Now, Barajas, the Mets' regular behind the plate, is in his 12th Major League season. He's played in more than 850 games, won a World Series and made more than $12 million.
And each year, when the Draft comes, he remembers being passed over.
"When you look at the Draft and the talent, you look at the guys who can run and throw and have all those tools," Barajas said. "But it's hard to look at the most important tool, and that's desire. Drive. The heart to play this game. That was something I don't think anybody could have seen. When it came to baseball, my mind was like a sponge. All the information I got, I stored.
"That's a part of the game that's hard to scout, the people who love the game and have the desire to give their best every single day."
Undaunted... and a little lucky
Daniel Nava had that desire.
Even when he was a mere equipment manager, not a player, at Santa Clara University, he believed in his abilities as a ballplayer. He transferred to juco at College of San Mateo and played two seasons, then transferred back to Santa Clara for his senior year, this time as a player.

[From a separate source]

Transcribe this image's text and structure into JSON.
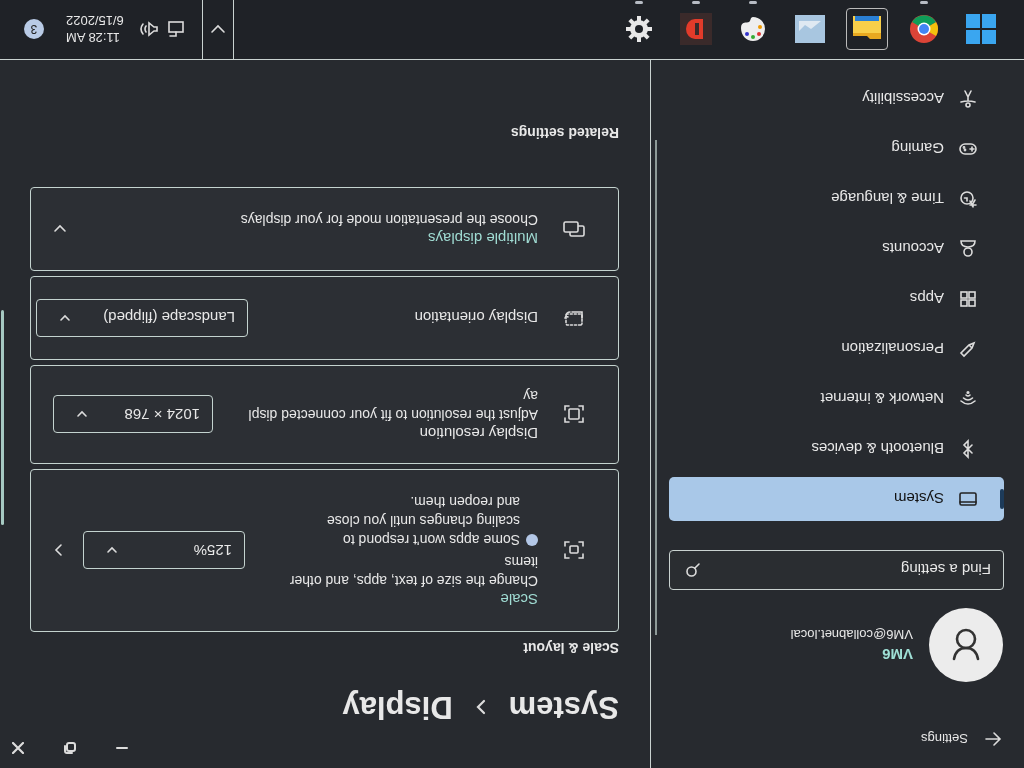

After graduation, Nava latched on with the only team that would give him a chance, the Chico Outlaws of the independent Golden Baseball League. He won the league's MVP honor in 2007, and the Red Sox were watching. They bought his contract for a buck.
That $1 investment paid off June 12, when Nava became just the second player in MLB history to hit a grand slam on the first pitch he ever saw in the Major Leagues. His father, Don, was in attendance for that magical moment at Fenway Park and recalled how far Daniel, who weighed just 70 pounds his freshman year of high school, had come.
"I thought back to Little League," Don Nava said. "You think of all the people that said he was too small, too slow, couldn't throw, can't hit with power and all the naysayers -- but he was not going to be denied. He doesn't have a girlfriend. He's focused on one thing, and that's playing baseball and playing to the best of his ability. I've never doubted him, ever. I looked at his heart, not what his size was."
For the undrafted, heart is a prerequisite. As is patience and perseverance. But don't forget good fortune.
After all, Nava wouldn't have been on the Red Sox roster or in the lineup that day had the club not traded Jonathan Van Avery back to the Pirates a week earlier or sent prospect Josh Reddick down to Triple-A for more seasoning.
Sometimes such breaks come at the lower levels, as Herrmann can attest.
After finishing up an injury-plagued junior year at Harvard in 2005, Herrmann received no attention in the Draft and was looking into internships in investment banking. But when he learned of a new summer league in Hawaii, the lure of pursuing a professional path in the tropics was too good to pass up.
"I really wanted to try to pursue this at a time where I was 21 or 22, as opposed to 23 or 24," Herrmann said, "because age means a lot in the Minor Leagues."
An Indians scout took notice of Herrmann and offered him a contract in August. The following spring, Herrmann reported to Spring Training camp, firmly expecting to begin the season in the loathsome existence that is extended spring.
"It was me and a bunch of 17- or 18-year-old Latin guys in one room," Herrmann said. "I spent one day in extended spring. Then somebody got hurt, and on the second or third day of the season, I was at [Class A] Lake County."
And with that break, he was on the proper path to the Bigs. Herrmann converted to relief work last year and made his Major League debut earlier this month. He's quickly become one of manager Manny Acta's go-to options in late relief.
Herrmann is just one of many who slipped through the Draft cracks, only to climb his way out.
"As an undrafted free agent, you need a little more than just to produce," Herrmann said. "You need a little bit of luck, too."
Anthony Castrovince is a reporter for MLB.com. He blogs about baseball at CastroTurf MLB.com reporter Ian Browne and associate reporter Matt Brown contributed to this story. This story was not subject to the approval of Major League Baseball or its clubs.